Slightly charred beef with authentic Japanese teriyaki sauce, made with soy sauce, sake, mirin, ginger juice, and sugar.
The delicious eggplant coated in crispy panko and melted cheese went perfectly with the meat sauce. Next time you have want to serve spaghetti meat sauce with a twist, try adding some Eggplant Parmesan.
I love spaghetti with meat sauce! Growing up in Japan, I would order spaghetti with meat sauce every time we go to a western restaurant. I have many variation of the meat sauce recipes but this is definitely one of my favorite. Remember to get some fresh Parmesan cheese and grate it right before eating.
Most of the meat in Japanese markets are pre-sliced, and with the pre-sliced meats Japanese housewives become very creative with "meat rolls". By substituting various ingredients, it's easy to develop different varieties of textures and taste. Other popular rolls include bacon and enoki mushroom. Let me know what's your creation!

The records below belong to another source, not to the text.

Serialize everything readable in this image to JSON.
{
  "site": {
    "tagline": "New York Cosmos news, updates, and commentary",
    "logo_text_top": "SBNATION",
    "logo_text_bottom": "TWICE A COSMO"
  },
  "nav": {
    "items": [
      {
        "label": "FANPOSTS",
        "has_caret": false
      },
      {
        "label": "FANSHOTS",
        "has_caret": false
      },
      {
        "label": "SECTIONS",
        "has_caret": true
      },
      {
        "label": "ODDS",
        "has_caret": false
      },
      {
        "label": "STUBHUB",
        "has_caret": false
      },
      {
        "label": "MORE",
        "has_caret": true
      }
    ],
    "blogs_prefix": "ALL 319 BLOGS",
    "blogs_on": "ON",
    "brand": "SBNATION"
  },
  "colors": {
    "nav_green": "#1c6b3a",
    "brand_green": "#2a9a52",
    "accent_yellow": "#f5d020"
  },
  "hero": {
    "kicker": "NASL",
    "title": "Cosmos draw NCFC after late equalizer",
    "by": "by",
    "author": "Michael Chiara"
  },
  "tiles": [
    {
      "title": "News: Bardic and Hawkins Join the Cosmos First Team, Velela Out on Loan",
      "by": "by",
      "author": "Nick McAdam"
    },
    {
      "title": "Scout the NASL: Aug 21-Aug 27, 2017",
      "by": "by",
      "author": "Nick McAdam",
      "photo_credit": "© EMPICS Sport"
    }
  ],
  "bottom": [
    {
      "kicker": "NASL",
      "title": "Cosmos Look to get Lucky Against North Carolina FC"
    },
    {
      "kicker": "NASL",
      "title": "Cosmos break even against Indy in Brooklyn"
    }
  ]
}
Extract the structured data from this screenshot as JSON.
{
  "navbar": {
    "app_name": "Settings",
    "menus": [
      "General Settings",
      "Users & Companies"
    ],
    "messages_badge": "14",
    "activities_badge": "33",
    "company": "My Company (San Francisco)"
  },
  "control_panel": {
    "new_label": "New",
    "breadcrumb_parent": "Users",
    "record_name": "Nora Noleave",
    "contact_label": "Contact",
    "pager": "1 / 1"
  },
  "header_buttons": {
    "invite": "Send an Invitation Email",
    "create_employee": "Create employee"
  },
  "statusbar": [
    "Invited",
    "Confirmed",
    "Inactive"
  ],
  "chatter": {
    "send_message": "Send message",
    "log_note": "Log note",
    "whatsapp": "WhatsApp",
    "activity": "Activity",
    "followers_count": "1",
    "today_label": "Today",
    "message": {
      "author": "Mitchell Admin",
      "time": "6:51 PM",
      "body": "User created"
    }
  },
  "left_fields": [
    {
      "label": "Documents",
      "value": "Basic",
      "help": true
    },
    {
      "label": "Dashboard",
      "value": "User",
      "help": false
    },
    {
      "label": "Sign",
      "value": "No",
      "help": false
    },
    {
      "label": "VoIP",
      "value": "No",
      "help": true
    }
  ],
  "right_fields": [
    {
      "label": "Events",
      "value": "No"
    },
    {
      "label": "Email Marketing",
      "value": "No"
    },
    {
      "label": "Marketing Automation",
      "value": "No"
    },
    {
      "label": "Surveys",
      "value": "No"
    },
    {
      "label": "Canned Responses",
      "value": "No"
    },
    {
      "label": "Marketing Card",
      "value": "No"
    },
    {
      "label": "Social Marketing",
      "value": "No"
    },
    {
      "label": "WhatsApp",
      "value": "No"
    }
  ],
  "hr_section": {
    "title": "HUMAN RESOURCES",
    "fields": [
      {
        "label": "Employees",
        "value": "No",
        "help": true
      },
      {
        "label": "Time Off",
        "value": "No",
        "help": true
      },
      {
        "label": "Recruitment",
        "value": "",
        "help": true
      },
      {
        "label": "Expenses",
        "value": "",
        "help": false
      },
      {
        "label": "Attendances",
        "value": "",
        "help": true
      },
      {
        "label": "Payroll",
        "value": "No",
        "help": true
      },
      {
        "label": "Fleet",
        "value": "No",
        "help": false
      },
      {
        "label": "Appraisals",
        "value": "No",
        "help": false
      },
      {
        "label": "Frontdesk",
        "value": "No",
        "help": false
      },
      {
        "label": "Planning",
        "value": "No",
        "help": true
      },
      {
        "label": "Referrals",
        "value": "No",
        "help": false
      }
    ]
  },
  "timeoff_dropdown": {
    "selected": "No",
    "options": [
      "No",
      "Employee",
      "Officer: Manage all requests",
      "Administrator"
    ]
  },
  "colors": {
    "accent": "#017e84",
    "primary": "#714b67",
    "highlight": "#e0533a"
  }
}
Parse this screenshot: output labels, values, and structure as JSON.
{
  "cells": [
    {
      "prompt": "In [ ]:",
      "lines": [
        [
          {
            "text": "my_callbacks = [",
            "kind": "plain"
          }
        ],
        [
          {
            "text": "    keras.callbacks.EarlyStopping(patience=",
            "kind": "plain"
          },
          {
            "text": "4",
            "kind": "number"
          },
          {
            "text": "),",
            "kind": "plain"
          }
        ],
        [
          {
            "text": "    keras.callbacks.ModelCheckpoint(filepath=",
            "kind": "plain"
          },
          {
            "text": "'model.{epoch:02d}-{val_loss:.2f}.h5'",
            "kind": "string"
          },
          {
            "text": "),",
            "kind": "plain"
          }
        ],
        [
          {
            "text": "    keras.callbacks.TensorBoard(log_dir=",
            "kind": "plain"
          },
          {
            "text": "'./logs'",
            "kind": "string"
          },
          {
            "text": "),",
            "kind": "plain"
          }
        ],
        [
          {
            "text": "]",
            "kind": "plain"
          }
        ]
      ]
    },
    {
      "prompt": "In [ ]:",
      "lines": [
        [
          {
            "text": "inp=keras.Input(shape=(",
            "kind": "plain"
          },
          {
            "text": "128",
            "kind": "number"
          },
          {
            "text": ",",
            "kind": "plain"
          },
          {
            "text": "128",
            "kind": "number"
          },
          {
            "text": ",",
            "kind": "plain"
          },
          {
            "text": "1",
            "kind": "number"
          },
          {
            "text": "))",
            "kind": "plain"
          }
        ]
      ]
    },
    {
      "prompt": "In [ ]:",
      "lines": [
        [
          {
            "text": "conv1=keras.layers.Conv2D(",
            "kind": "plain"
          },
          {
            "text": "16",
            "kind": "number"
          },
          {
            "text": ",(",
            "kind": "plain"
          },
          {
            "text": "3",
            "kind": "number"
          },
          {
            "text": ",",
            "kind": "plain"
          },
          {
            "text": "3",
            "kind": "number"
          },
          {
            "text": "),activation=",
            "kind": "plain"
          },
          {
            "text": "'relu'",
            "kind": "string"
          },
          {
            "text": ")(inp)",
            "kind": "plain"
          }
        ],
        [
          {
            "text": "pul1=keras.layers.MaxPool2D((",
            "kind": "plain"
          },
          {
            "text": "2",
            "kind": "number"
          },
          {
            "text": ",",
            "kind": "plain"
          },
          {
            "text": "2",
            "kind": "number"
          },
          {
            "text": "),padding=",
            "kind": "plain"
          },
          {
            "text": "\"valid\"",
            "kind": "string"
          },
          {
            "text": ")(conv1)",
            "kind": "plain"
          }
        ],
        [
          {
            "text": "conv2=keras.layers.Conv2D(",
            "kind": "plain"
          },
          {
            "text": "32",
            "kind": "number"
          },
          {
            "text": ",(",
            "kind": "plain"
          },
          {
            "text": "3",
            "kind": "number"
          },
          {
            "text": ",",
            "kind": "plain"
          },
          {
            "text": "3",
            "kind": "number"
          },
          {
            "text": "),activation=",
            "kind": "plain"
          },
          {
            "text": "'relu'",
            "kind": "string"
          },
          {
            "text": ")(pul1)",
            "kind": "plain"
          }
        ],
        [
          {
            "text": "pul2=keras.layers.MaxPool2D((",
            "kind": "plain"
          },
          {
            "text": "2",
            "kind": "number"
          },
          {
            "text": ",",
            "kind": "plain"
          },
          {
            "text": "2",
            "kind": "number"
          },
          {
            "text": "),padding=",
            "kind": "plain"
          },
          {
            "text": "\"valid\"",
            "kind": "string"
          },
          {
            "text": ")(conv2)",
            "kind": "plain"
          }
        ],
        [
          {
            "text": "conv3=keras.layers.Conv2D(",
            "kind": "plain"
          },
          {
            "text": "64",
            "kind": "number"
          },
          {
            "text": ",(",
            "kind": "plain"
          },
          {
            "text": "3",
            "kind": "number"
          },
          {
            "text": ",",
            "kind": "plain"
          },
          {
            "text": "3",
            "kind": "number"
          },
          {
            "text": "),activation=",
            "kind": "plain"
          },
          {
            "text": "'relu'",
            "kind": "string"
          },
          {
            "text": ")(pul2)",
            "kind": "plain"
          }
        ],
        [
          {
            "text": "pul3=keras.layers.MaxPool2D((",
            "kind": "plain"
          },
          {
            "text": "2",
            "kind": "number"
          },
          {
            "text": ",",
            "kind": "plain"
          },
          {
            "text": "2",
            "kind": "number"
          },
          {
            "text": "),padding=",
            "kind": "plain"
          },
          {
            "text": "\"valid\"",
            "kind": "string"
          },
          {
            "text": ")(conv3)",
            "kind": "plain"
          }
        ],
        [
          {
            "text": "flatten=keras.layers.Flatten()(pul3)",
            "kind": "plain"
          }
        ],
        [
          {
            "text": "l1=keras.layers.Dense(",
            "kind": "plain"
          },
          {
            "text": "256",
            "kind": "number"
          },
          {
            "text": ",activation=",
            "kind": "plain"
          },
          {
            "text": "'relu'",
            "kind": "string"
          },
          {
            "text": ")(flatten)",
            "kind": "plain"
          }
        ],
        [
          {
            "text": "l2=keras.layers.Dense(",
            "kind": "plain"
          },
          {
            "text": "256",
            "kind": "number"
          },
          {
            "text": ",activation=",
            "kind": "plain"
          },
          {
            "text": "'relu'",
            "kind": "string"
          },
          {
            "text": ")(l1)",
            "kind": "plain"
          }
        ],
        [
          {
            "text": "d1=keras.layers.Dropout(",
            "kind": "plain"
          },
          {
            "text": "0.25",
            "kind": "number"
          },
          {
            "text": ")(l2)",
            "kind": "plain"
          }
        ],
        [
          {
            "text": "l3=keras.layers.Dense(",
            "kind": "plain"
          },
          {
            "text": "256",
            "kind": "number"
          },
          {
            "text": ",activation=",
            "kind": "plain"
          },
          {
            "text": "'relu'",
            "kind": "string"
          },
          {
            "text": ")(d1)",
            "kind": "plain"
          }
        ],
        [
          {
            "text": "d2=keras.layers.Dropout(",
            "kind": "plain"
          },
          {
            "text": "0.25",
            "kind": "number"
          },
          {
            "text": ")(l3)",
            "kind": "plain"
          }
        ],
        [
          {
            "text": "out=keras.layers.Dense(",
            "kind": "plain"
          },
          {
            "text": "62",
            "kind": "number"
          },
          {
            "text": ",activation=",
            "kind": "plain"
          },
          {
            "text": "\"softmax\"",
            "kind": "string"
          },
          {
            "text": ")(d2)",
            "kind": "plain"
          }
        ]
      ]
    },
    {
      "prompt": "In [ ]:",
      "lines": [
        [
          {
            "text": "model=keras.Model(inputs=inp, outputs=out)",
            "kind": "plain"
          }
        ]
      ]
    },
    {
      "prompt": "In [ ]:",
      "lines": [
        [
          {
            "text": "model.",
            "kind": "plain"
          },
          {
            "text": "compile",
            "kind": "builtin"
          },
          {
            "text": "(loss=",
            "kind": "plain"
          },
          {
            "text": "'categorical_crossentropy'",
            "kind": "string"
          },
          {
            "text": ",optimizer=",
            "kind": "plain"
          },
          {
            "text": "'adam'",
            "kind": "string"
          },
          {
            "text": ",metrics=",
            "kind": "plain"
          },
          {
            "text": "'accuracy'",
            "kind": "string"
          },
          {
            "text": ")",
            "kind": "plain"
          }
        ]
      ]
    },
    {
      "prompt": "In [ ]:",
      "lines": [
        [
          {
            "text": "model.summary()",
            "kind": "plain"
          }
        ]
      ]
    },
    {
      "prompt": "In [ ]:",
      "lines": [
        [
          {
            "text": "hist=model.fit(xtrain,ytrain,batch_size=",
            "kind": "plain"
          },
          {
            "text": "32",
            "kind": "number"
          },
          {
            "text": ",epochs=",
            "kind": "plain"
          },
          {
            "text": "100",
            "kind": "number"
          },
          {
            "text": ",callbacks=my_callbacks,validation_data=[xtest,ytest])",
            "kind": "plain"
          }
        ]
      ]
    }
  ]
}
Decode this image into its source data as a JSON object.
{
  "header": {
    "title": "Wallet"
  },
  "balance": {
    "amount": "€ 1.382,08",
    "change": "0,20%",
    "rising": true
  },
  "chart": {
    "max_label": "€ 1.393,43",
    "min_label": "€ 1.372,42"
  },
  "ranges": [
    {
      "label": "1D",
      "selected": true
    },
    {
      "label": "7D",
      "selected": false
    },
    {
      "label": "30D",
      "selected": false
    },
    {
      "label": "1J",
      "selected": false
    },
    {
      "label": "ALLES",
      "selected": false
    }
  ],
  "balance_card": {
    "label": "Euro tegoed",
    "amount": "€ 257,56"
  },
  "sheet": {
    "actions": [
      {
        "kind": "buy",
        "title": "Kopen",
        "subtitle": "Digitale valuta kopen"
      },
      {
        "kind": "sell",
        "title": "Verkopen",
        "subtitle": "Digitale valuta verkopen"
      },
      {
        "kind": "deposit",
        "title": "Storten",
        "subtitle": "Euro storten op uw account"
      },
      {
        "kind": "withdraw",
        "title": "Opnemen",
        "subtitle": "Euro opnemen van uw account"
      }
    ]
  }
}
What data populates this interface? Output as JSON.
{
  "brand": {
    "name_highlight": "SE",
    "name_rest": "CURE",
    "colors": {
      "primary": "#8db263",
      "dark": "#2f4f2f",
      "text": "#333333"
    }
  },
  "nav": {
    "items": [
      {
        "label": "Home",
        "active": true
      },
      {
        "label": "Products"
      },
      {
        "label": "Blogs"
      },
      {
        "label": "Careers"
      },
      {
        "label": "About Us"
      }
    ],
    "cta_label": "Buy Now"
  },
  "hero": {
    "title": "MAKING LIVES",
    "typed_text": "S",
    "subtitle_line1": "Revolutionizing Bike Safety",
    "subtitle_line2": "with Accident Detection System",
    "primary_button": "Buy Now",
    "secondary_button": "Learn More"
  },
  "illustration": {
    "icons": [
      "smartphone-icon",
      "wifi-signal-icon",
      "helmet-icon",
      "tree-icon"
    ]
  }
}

Korokke (Japanese Croquette) is by far my favorite food that my mom makes. Every time I go back to my home in Japan, or when my mom visits us, I always request her to cook Korokke for me. My mom makes her Korokke without recipes so this is my original recipe that I have developed over the past years, learning from both my mom's method and adjusting the taste and texture to my preference. The Japanese usually enjoy Korokke with Tonkatsu sauce but the Taiwanese use ketchup. Try both and let me know what's your preference.
Japanese food has many many different type of donburi, ingredients varies from chicken, beef, tempura, to even eel. Today's recipe is a simple beef donburi. The key ingredient is the homemade Shiso Garlic Soy Sauce. If you are tired of making multiple dishes for dinner, try the easy donburi recipe.
Curry rice is extremely popular in Japan. In fact according to the Japanese food giant House-Foods, Curry can be considered a Japanese national dish similar to ramen. You will be able to find curry being offered in most Japanese diner menu next to oyakodon, ramen, and other traditional Japanese food. This following curry recipe requires Japanese curry roux. All the curry spices are in a form of solid roux resembling a block of baking chocolate. Japanese curry spice is different from Thai or Indian curry, so I'd recommend you to buy the roux from Japanese supermarket or an Asian food isle in your local grocery store (they usually have it). I always add other ingredients so my curry doesn't taste "out of box". I hope you like Japanese curry!
Thinly sliced meat (beef and pork) is essential for authentic Japanese dishes. The quality of meat is very important in Japanese cooking and perhaps a thinly sliced meat allows the eater to savor the meat's flavor and texture more than a thick piece. Try the home cook Japanese recipe with vegetable rolled inside thinly sliced beef.
My mom is from Kansai area so even though I grew up in Kanto, we typically eat Sukiyaki Kansai style at home. Kansai style sukiyaki cooks the beef first then the rest of the ingredients as well as the broth is added. By cooking the beef on the cast iron pot, it caramelizes the meat and provides an extra dimension to the taste. Don't buy the ready made Sukiyaki sauce from supermarket since they tend to be too salty. Try making your own sukiyaki broth today.
There is something irresistible about the smell of burnt cheese from the oven. One of my favorite open baked cheese dish is Meat Doria. What is Doria? In Japan we call rice gratins "Doria." Doria consists of sauteed ingredients in either white sauce or tomato sauce poured over cooked rice and then baked in oven or oven toaster.
My husband introduced me to the wonderful taste of Taiwanese Satay sauce after we got married. Japanese hotpot is usually cooked in a flavored broth and the food is enjoyed as is. Taiwanese hotpot is different because not only is it cooked in a flavored broth, the food is also dipped into the hotpot dipping sauce after cooking to enjoy. The taste is pretty amazing blending in the perfect amount of spice mixed in with sesame oil, soy sauce, and vinegar. If you enjoy Thai and other Southeast Asian food, you'll probably love the dipping sauce just like me.
Japanese food has a lot of Chinese influence and we often cook "our" version of Chinese food at home. Pepper steak is no exception. During my first year of marriage, my Taiwanese American husband was shocked to see bamboo shoot in my Pepper Steak. Well, bamboo shoot is a typical ingredient in our version of Pepper Steak. This time I added potatoes because I thought the sauce would go well with potatoes. My husband told me, "you are supposed to put bamboo shoot, not potatoes." I told him that's the Japanese version of Pepper Steak, but he didn't believe me until I Googled original Pepper Steak recipe. After being married for 6 years his Chinese taste buds are slowly adapting to the Japanese-Chinese food taste. Well, whatever ingredients you might try, you can cook this dish very fast. Just chop everything before you stir fry and cook quickly over high heat. Before you realize, you are already working on your second bowl of rice. Yum!